Those words changed everything for Bosco throughout the remainder of the game and the 1984 season.
“That little talk right there taught me a lot and it did give me a lot of confidence,” Bosco said. “It did let me know that I’m not out there by myself. I have great teammates and I have a staff that’s right there with me.”
3. Edwards led with patience
Jim McMahon shattered a volume of NCAA records during his BYU career. He rewrote the book on what a quarterback could do in the Cougars’ offense. He also struggled with numerous off-the-field issues while in Provo.
It led to regular Monday meetings with Edwards. Rather than berate McMahon for his shortcomings, Edwards worked with his rebellious quarterback showing humor and patience. They developed a strong relationship and, later in life, McMahon returned to finish his degree and graduate from BYU because it was what his parents and Edwards wanted from him.
“He’s a special guy. He’s well respected not only here in Utah, but all around the country in the football world. Anybody who’s ever met him is better for it.” —Jim McMahon, former BYU quarterback
For McMahon, Edwards meant everything to him both in football and in life.
“He’s a special guy,” McMahon said. “He’s well respected not only here in Utah, but all around the country in the football world. Anybody who’s ever met him is better for it.”
4. Edwards inspired through example
When Vai Sikahema arrived in Provo as a freshman, Edwards became an instant role model. Sikahema observed how Edwards treated his wife Patti and liked how he saw nothing but kindness and respect.
He vowed to push himself in all areas of his life so he could have that same experience with his own family. Seeing Edwards lead by example pushed Sikahema to build a successful NFL career, a happy home and family. He had a chance to visit with Edwards over a weekend when the former BYU coach came to visit him while serving as an LDS public affairs missionary in New York City.

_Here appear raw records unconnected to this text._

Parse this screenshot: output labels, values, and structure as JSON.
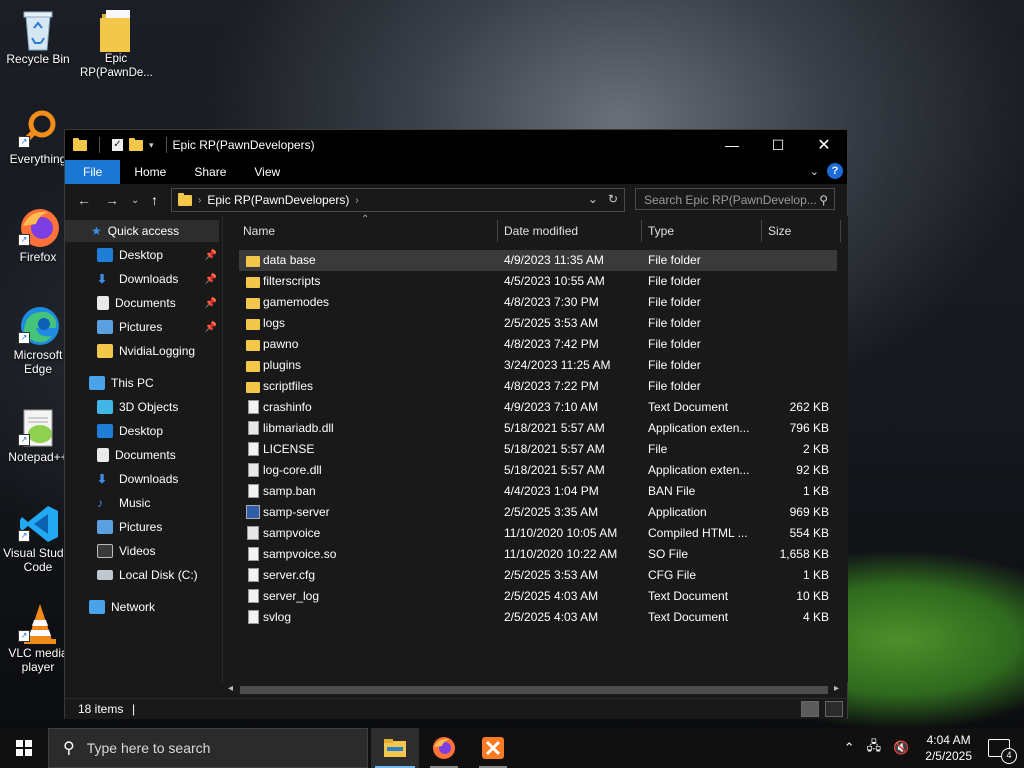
{
  "desktop": {
    "icons": [
      {
        "label": "Recycle Bin"
      },
      {
        "label": "Epic RP(PawnDe..."
      },
      {
        "label": "Everything"
      },
      {
        "label": "Firefox"
      },
      {
        "label": "Microsoft Edge"
      },
      {
        "label": "Notepad++"
      },
      {
        "label": "Visual Studio Code"
      },
      {
        "label": "VLC media player"
      }
    ]
  },
  "window": {
    "title": "Epic RP(PawnDevelopers)",
    "controls": {
      "minimize": "—",
      "maximize": "☐",
      "close": "✕"
    },
    "ribbon": {
      "file": "File",
      "home": "Home",
      "share": "Share",
      "view": "View",
      "help": "?"
    },
    "address": {
      "path": "Epic RP(PawnDevelopers)"
    },
    "search": {
      "placeholder": "Search Epic RP(PawnDevelop..."
    },
    "nav": [
      {
        "label": "Quick access",
        "pinned": false
      },
      {
        "label": "Desktop",
        "pinned": true
      },
      {
        "label": "Downloads",
        "pinned": true
      },
      {
        "label": "Documents",
        "pinned": true
      },
      {
        "label": "Pictures",
        "pinned": true
      },
      {
        "label": "NvidiaLogging",
        "pinned": false
      },
      {
        "label": "This PC",
        "pinned": false
      },
      {
        "label": "3D Objects",
        "pinned": false
      },
      {
        "label": "Desktop",
        "pinned": false
      },
      {
        "label": "Documents",
        "pinned": false
      },
      {
        "label": "Downloads",
        "pinned": false
      },
      {
        "label": "Music",
        "pinned": false
      },
      {
        "label": "Pictures",
        "pinned": false
      },
      {
        "label": "Videos",
        "pinned": false
      },
      {
        "label": "Local Disk (C:)",
        "pinned": false
      },
      {
        "label": "Network",
        "pinned": false
      }
    ],
    "columns": {
      "name": "Name",
      "date": "Date modified",
      "type": "Type",
      "size": "Size"
    },
    "files": [
      {
        "name": "data base",
        "date": "4/9/2023 11:35 AM",
        "type": "File folder",
        "size": "",
        "icon": "folder"
      },
      {
        "name": "filterscripts",
        "date": "4/5/2023 10:55 AM",
        "type": "File folder",
        "size": "",
        "icon": "folder"
      },
      {
        "name": "gamemodes",
        "date": "4/8/2023 7:30 PM",
        "type": "File folder",
        "size": "",
        "icon": "folder"
      },
      {
        "name": "logs",
        "date": "2/5/2025 3:53 AM",
        "type": "File folder",
        "size": "",
        "icon": "folder"
      },
      {
        "name": "pawno",
        "date": "4/8/2023 7:42 PM",
        "type": "File folder",
        "size": "",
        "icon": "folder"
      },
      {
        "name": "plugins",
        "date": "3/24/2023 11:25 AM",
        "type": "File folder",
        "size": "",
        "icon": "folder"
      },
      {
        "name": "scriptfiles",
        "date": "4/8/2023 7:22 PM",
        "type": "File folder",
        "size": "",
        "icon": "folder"
      },
      {
        "name": "crashinfo",
        "date": "4/9/2023 7:10 AM",
        "type": "Text Document",
        "size": "262 KB",
        "icon": "doc"
      },
      {
        "name": "libmariadb.dll",
        "date": "5/18/2021 5:57 AM",
        "type": "Application exten...",
        "size": "796 KB",
        "icon": "dll"
      },
      {
        "name": "LICENSE",
        "date": "5/18/2021 5:57 AM",
        "type": "File",
        "size": "2 KB",
        "icon": "doc"
      },
      {
        "name": "log-core.dll",
        "date": "5/18/2021 5:57 AM",
        "type": "Application exten...",
        "size": "92 KB",
        "icon": "dll"
      },
      {
        "name": "samp.ban",
        "date": "4/4/2023 1:04 PM",
        "type": "BAN File",
        "size": "1 KB",
        "icon": "doc"
      },
      {
        "name": "samp-server",
        "date": "2/5/2025 3:35 AM",
        "type": "Application",
        "size": "969 KB",
        "icon": "app"
      },
      {
        "name": "sampvoice",
        "date": "11/10/2020 10:05 AM",
        "type": "Compiled HTML ...",
        "size": "554 KB",
        "icon": "chm"
      },
      {
        "name": "sampvoice.so",
        "date": "11/10/2020 10:22 AM",
        "type": "SO File",
        "size": "1,658 KB",
        "icon": "doc"
      },
      {
        "name": "server.cfg",
        "date": "2/5/2025 3:53 AM",
        "type": "CFG File",
        "size": "1 KB",
        "icon": "doc"
      },
      {
        "name": "server_log",
        "date": "2/5/2025 4:03 AM",
        "type": "Text Document",
        "size": "10 KB",
        "icon": "doc"
      },
      {
        "name": "svlog",
        "date": "2/5/2025 4:03 AM",
        "type": "Text Document",
        "size": "4 KB",
        "icon": "doc"
      }
    ],
    "status": {
      "count": "18 items"
    }
  },
  "taskbar": {
    "search_placeholder": "Type here to search",
    "time": "4:04 AM",
    "date": "2/5/2025",
    "notifications": "4"
  }
}
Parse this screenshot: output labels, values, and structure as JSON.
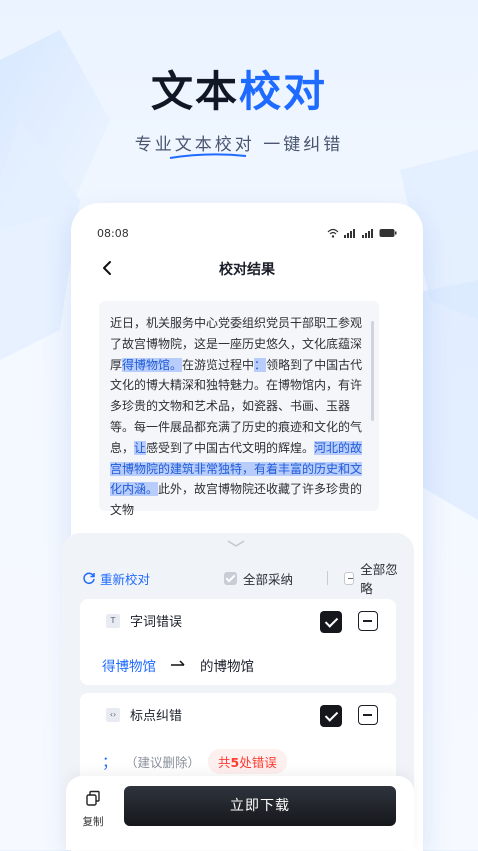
{
  "hero": {
    "title_main": "文本",
    "title_accent": "校对",
    "subtitle": "专业文本校对  一键纠错"
  },
  "status": {
    "time": "08:08"
  },
  "nav": {
    "title": "校对结果"
  },
  "document": {
    "seg1": "近日，机关服务中心党委组织党员干部职工参观了故宫博物院，这是一座历史悠久，文化底蕴深厚",
    "hl1": "得博物馆。",
    "seg2": "在游览过程中",
    "hl2": "：",
    "seg3": "领略到了中国古代文化的博大精深和独特魅力。在博物馆内，有许多珍贵的文物和艺术品，如瓷器、书画、玉器等。每一件展品都充满了历史的痕迹和文化的气息，",
    "hl3": "让",
    "seg4": "感受到了中国古代文明的辉煌。",
    "hl4": "河北的故宫博物院的建筑非常独特，有着丰富的历史和文化内涵。",
    "seg5": "此外，故宫博物院还收藏了许多珍贵的文物"
  },
  "actions": {
    "redo": "重新校对",
    "accept_all": "全部采纳",
    "ignore_all": "全部忽略"
  },
  "cards": [
    {
      "category": "字词错误",
      "icon": "text-icon",
      "wrong": "得博物馆",
      "correct": "的博物馆"
    },
    {
      "category": "标点纠错",
      "icon": "punctuation-icon",
      "mark": "；",
      "suggestion": "（建议删除）",
      "count_prefix": "共",
      "count_value": "5",
      "count_suffix": "处错误"
    }
  ],
  "bottom": {
    "copy_label": "复制",
    "download_label": "立即下载"
  },
  "colors": {
    "accent": "#1f6bff",
    "highlight": "#b8cdfc",
    "error": "#ff3b30"
  }
}
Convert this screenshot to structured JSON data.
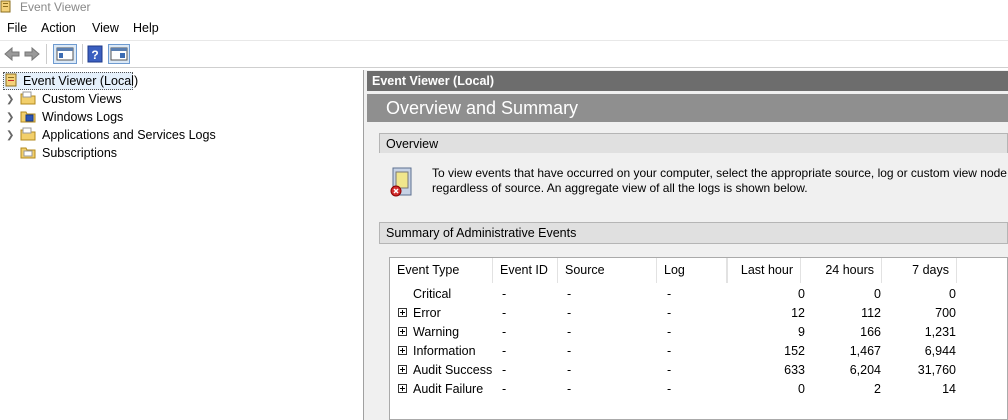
{
  "window": {
    "title": "Event Viewer"
  },
  "menu": [
    "File",
    "Action",
    "View",
    "Help"
  ],
  "toolbar": {
    "back_icon": "back-arrow-icon",
    "forward_icon": "forward-arrow-icon",
    "show_hide_tree_icon": "console-tree-icon",
    "help_icon": "help-icon",
    "show_hide_action_icon": "action-pane-icon"
  },
  "tree": {
    "root": "Event Viewer (Local)",
    "items": [
      {
        "label": "Custom Views",
        "icon": "folder-icon"
      },
      {
        "label": "Windows Logs",
        "icon": "folder-log-icon"
      },
      {
        "label": "Applications and Services Logs",
        "icon": "folder-icon"
      },
      {
        "label": "Subscriptions",
        "icon": "folder-subscriptions-icon"
      }
    ]
  },
  "right": {
    "header": "Event Viewer (Local)",
    "band_title": "Overview and Summary",
    "overview": {
      "title": "Overview",
      "text_line1": "To view events that have occurred on your computer, select the appropriate source, log or custom view node",
      "text_line2": "regardless of source. An aggregate view of all the logs is shown below."
    },
    "summary": {
      "title": "Summary of Administrative Events",
      "columns": [
        "Event Type",
        "Event ID",
        "Source",
        "Log",
        "Last hour",
        "24 hours",
        "7 days"
      ],
      "rows": [
        {
          "type": "Critical",
          "expandable": false,
          "id": "-",
          "source": "-",
          "log": "-",
          "hour": "0",
          "day": "0",
          "week": "0"
        },
        {
          "type": "Error",
          "expandable": true,
          "id": "-",
          "source": "-",
          "log": "-",
          "hour": "12",
          "day": "112",
          "week": "700"
        },
        {
          "type": "Warning",
          "expandable": true,
          "id": "-",
          "source": "-",
          "log": "-",
          "hour": "9",
          "day": "166",
          "week": "1,231"
        },
        {
          "type": "Information",
          "expandable": true,
          "id": "-",
          "source": "-",
          "log": "-",
          "hour": "152",
          "day": "1,467",
          "week": "6,944"
        },
        {
          "type": "Audit Success",
          "expandable": true,
          "id": "-",
          "source": "-",
          "log": "-",
          "hour": "633",
          "day": "6,204",
          "week": "31,760"
        },
        {
          "type": "Audit Failure",
          "expandable": true,
          "id": "-",
          "source": "-",
          "log": "-",
          "hour": "0",
          "day": "2",
          "week": "14"
        }
      ]
    }
  }
}
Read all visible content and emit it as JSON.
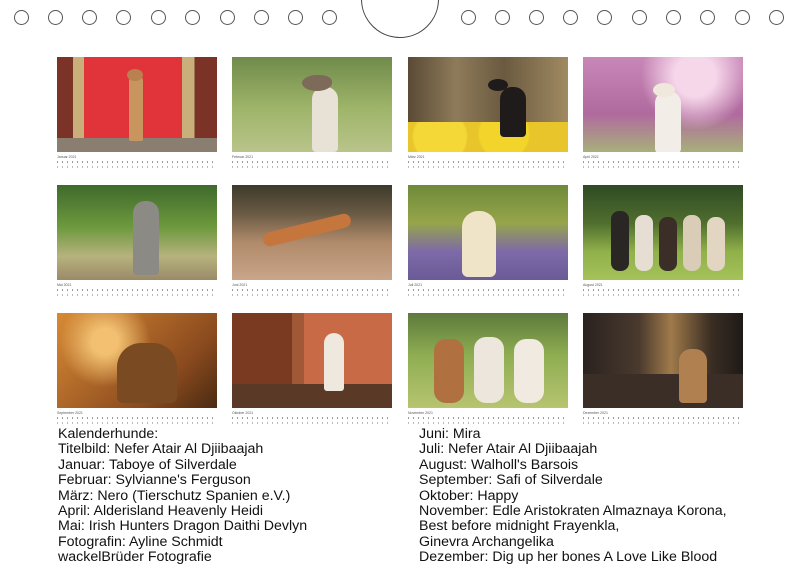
{
  "months": [
    {
      "label": "Januar 2021",
      "key": "jan"
    },
    {
      "label": "Februar 2021",
      "key": "feb"
    },
    {
      "label": "März 2021",
      "key": "mar"
    },
    {
      "label": "April 2021",
      "key": "apr"
    },
    {
      "label": "Mai 2021",
      "key": "may"
    },
    {
      "label": "Juni 2021",
      "key": "jun"
    },
    {
      "label": "Juli 2021",
      "key": "jul"
    },
    {
      "label": "August 2021",
      "key": "aug"
    },
    {
      "label": "September 2021",
      "key": "sep"
    },
    {
      "label": "Oktober 2021",
      "key": "oct"
    },
    {
      "label": "November 2021",
      "key": "nov"
    },
    {
      "label": "Dezember 2021",
      "key": "dec"
    }
  ],
  "credits_left": [
    "Kalenderhunde:",
    "Titelbild: Nefer Atair Al Djiibaajah",
    "Januar: Taboye of Silverdale",
    "Februar: Sylvianne's Ferguson",
    "März: Nero (Tierschutz Spanien e.V.)",
    "April: Alderisland Heavenly Heidi",
    "Mai: Irish Hunters Dragon Daithi Devlyn",
    "Fotografin: Ayline Schmidt",
    "wackelBrüder Fotografie"
  ],
  "credits_right": [
    "Juni: Mira",
    "Juli: Nefer Atair Al Djiibaajah",
    "August: Walholl's Barsois",
    "September: Safi of Silverdale",
    "Oktober: Happy",
    "November: Edle Aristokraten Almaznaya Korona,",
    "Best before midnight Frayenkla,",
    "Ginevra Archangelika",
    "Dezember: Dig up her bones A Love Like Blood"
  ]
}
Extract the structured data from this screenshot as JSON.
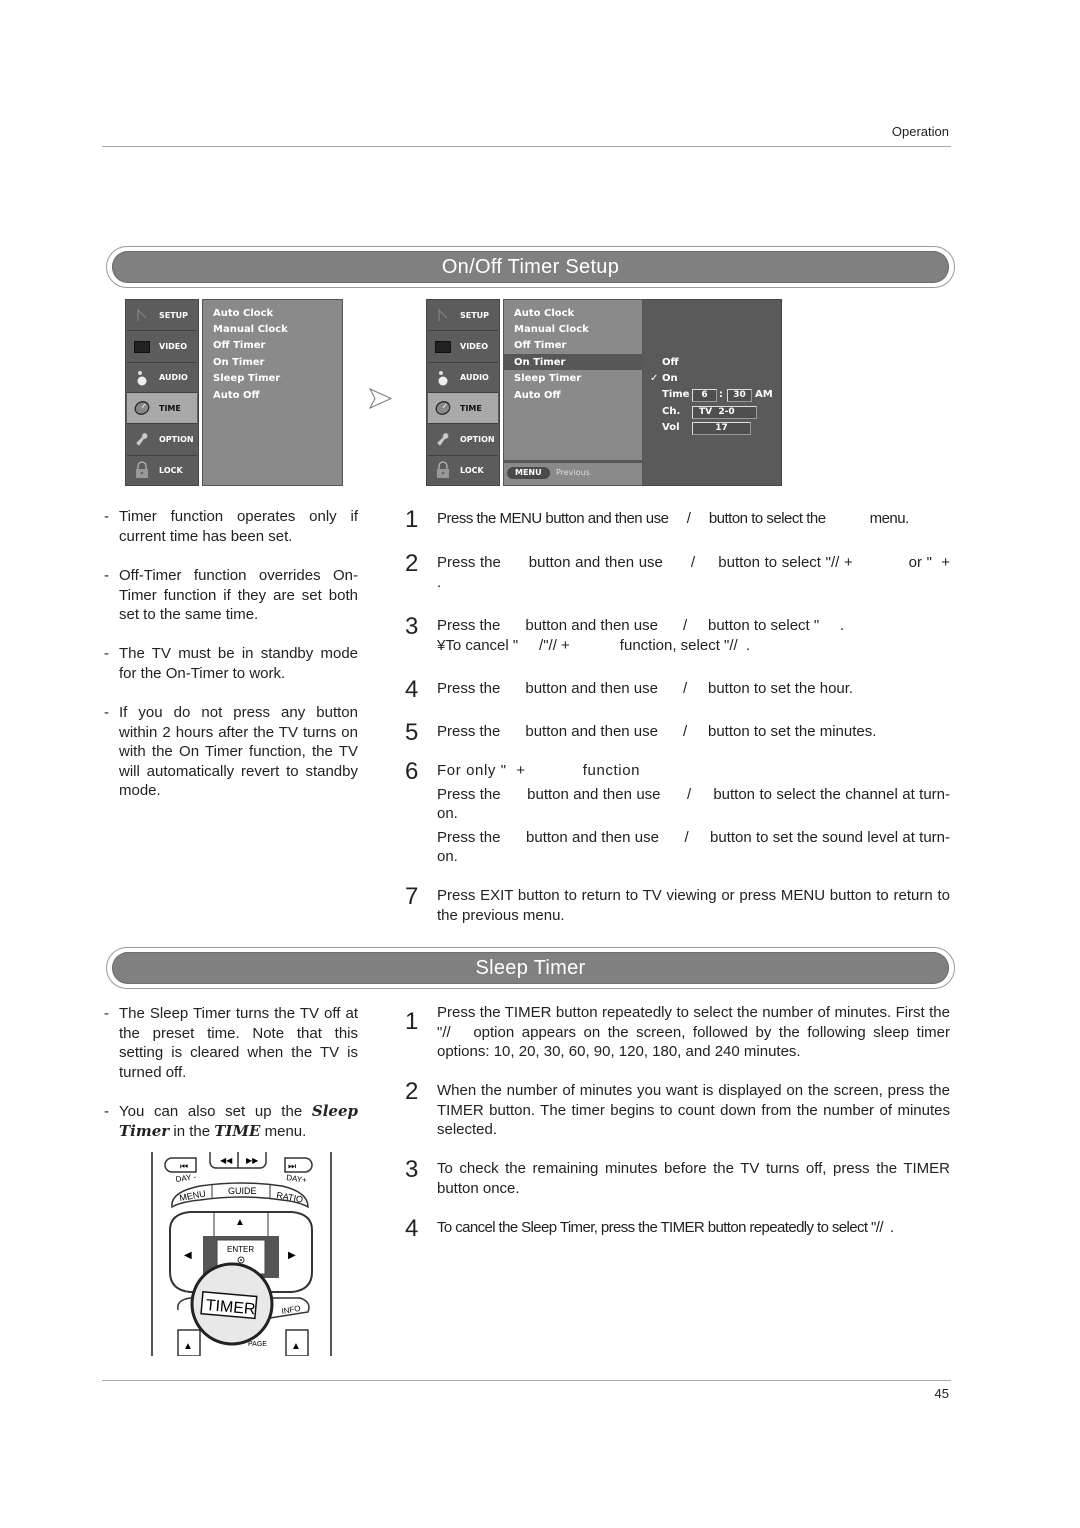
{
  "header": {
    "section": "Operation"
  },
  "sections": {
    "on_off_timer": {
      "title": "On/Off Timer Setup"
    },
    "sleep_timer": {
      "title": "Sleep Timer"
    }
  },
  "osd_left": {
    "tabs": [
      {
        "label": "SETUP",
        "icon": "antenna-icon"
      },
      {
        "label": "VIDEO",
        "icon": "screen-icon"
      },
      {
        "label": "AUDIO",
        "icon": "speaker-icon"
      },
      {
        "label": "TIME",
        "icon": "clock-icon",
        "active": true
      },
      {
        "label": "OPTION",
        "icon": "wrench-icon"
      },
      {
        "label": "LOCK",
        "icon": "padlock-icon"
      }
    ],
    "menu_items": [
      "Auto Clock",
      "Manual Clock",
      "Off Timer",
      "On Timer",
      "Sleep Timer",
      "Auto Off"
    ]
  },
  "osd_arrow": {
    "icon": "next-arrow-icon"
  },
  "osd_right": {
    "tabs": [
      {
        "label": "SETUP",
        "icon": "antenna-icon"
      },
      {
        "label": "VIDEO",
        "icon": "screen-icon"
      },
      {
        "label": "AUDIO",
        "icon": "speaker-icon"
      },
      {
        "label": "TIME",
        "icon": "clock-icon",
        "active": true
      },
      {
        "label": "OPTION",
        "icon": "wrench-icon"
      },
      {
        "label": "LOCK",
        "icon": "padlock-icon"
      }
    ],
    "menu_items": [
      "Auto Clock",
      "Manual Clock",
      "Off Timer",
      "On Timer",
      "Sleep Timer",
      "Auto Off"
    ],
    "selected_item": "On Timer",
    "footer": {
      "button": "MENU",
      "label": "Previous"
    },
    "submenu": {
      "options": [
        "Off",
        "On"
      ],
      "checked": "On",
      "check_mark": "✓",
      "time_label": "Time",
      "hour": "6",
      "separator": ":",
      "minute": "30",
      "ampm": "AM",
      "channel_label": "Ch.",
      "channel": "TV  2-0",
      "volume_label": "Vol",
      "volume": "17"
    }
  },
  "on_off_notes": [
    "Timer function operates only if current time has been set.",
    "Off-Timer function overrides On-Timer function if they are set both set to the same time.",
    "The TV must be in standby mode for the On-Timer to work.",
    "If you do not press any button within 2 hours after the TV turns on with the On Timer function, the TV will automatically revert to standby mode."
  ],
  "on_off_steps": [
    {
      "num": "1",
      "text": "Press the MENU button and then use     /     button to select the            menu."
    },
    {
      "num": "2",
      "text": "Press the      button and then use      /     button to select \"// +            or \"  +          ."
    },
    {
      "num": "3",
      "text": "Press the      button and then use      /     button to select \"     .",
      "sub": "¥To cancel \"     /\"// +            function, select \"//  ."
    },
    {
      "num": "4",
      "text": "Press the      button and then use      /     button to set the hour."
    },
    {
      "num": "5",
      "text": "Press the      button and then use      /     button to set the minutes."
    },
    {
      "num": "6",
      "text": "For only \"  +            function",
      "extra": [
        "Press the      button and then use      /     button to select the channel at turn-on.",
        "Press the      button and then use      /     button to set the sound level at turn-on."
      ]
    },
    {
      "num": "7",
      "text": "Press EXIT button to return to TV viewing or press MENU button to return to the previous menu."
    }
  ],
  "sleep_notes": [
    {
      "text": "The Sleep Timer turns the TV off at the preset time. Note that this setting is cleared when the TV is turned off."
    },
    {
      "prefix": "You can also set up the ",
      "em1": "Sleep Timer",
      "mid": " in the ",
      "em2": "TIME",
      "suffix": " menu."
    }
  ],
  "sleep_steps": [
    {
      "num": "1",
      "text": "Press the TIMER button repeatedly to select the number of minutes. First the \"//   option appears on the screen, followed by the following sleep timer options: 10, 20, 30, 60, 90, 120, 180, and 240 minutes."
    },
    {
      "num": "2",
      "text": "When the number of minutes you want is displayed on the screen, press the TIMER button. The timer begins to count down from the number of minutes selected."
    },
    {
      "num": "3",
      "text": "To check the remaining minutes before the TV turns off, press the TIMER button once."
    },
    {
      "num": "4",
      "text": "To cancel the Sleep Timer, press the TIMER button repeatedly to select \"//  ."
    }
  ],
  "remote": {
    "labels": {
      "day_minus": "DAY -",
      "day_plus": "DAY+",
      "menu": "MENU",
      "guide": "GUIDE",
      "ratio": "RATIO",
      "enter": "ENTER",
      "timer": "TIMER",
      "info": "INFO",
      "page": "PAGE"
    }
  },
  "footer": {
    "page_number": "45"
  }
}
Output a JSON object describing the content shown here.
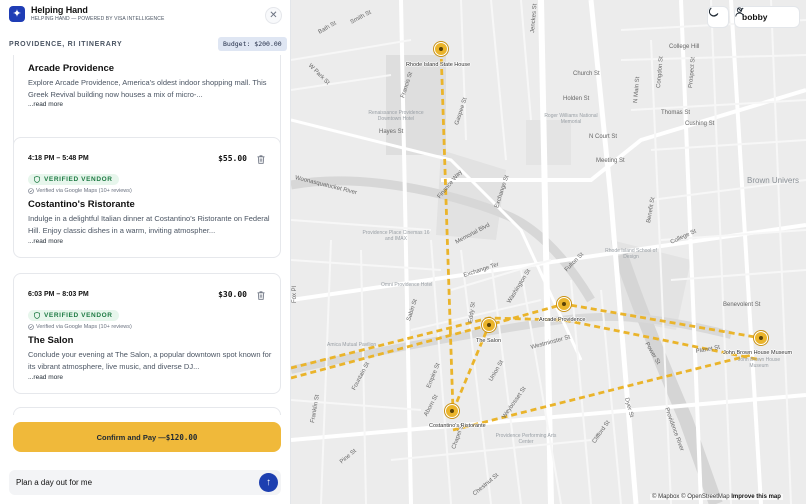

Edwards openly wondered, during that visit, if his purpose at BYU was to win championships or be a leader. For Sikahema, the answer was clear. Edwards’ true purpose was to fill both roles because of how his example molded his own life.
“He started from scratch with a lot of us,” Sikahema said. “Whatever you were, whatever station in life you were in, whatever your ability or lack of ability – he just started from where you were and helped you see yourself in a different way and for much more than what you ever expected.”
5. Edwards empowered those around him
During his tenure as BYU President — and long after he moved on from that position — Jeffrey R. Holland and his wife Patricia regularly had dinner with LaVell and Patti Edwards. They often talked about BYU football during these dinners and, one time, Holland inquired about Edwards’ sideline demeanor. He famously stood there with a stoic frown, with his arms folded, rarely showing emotion regardless of what happened on the field.
Holland jokingly wondered why Edwards didn’t jump up and down, kick over a barrel or do something to show he was watching the same game as the fans. Edwards told him that he decided long ago to coach football the way he tried to serve as a bishop in the LDS Church. For him, that meant trusting those who worked with him to assume certain responsibilities and letting them flourish in those capacities.
It allowed Edwards to bring in players and assistant coaches who elevated BYU football to a national power. He deflected credit away from himself and towards them, even as he changed football history.
“He never saw his job description as ‘take all the credit for everything that works,’” Holland said. “He saw his job description as ‘get the best you possibly can out of everyone around you.’ And he did that as well as any leader I have ever known.”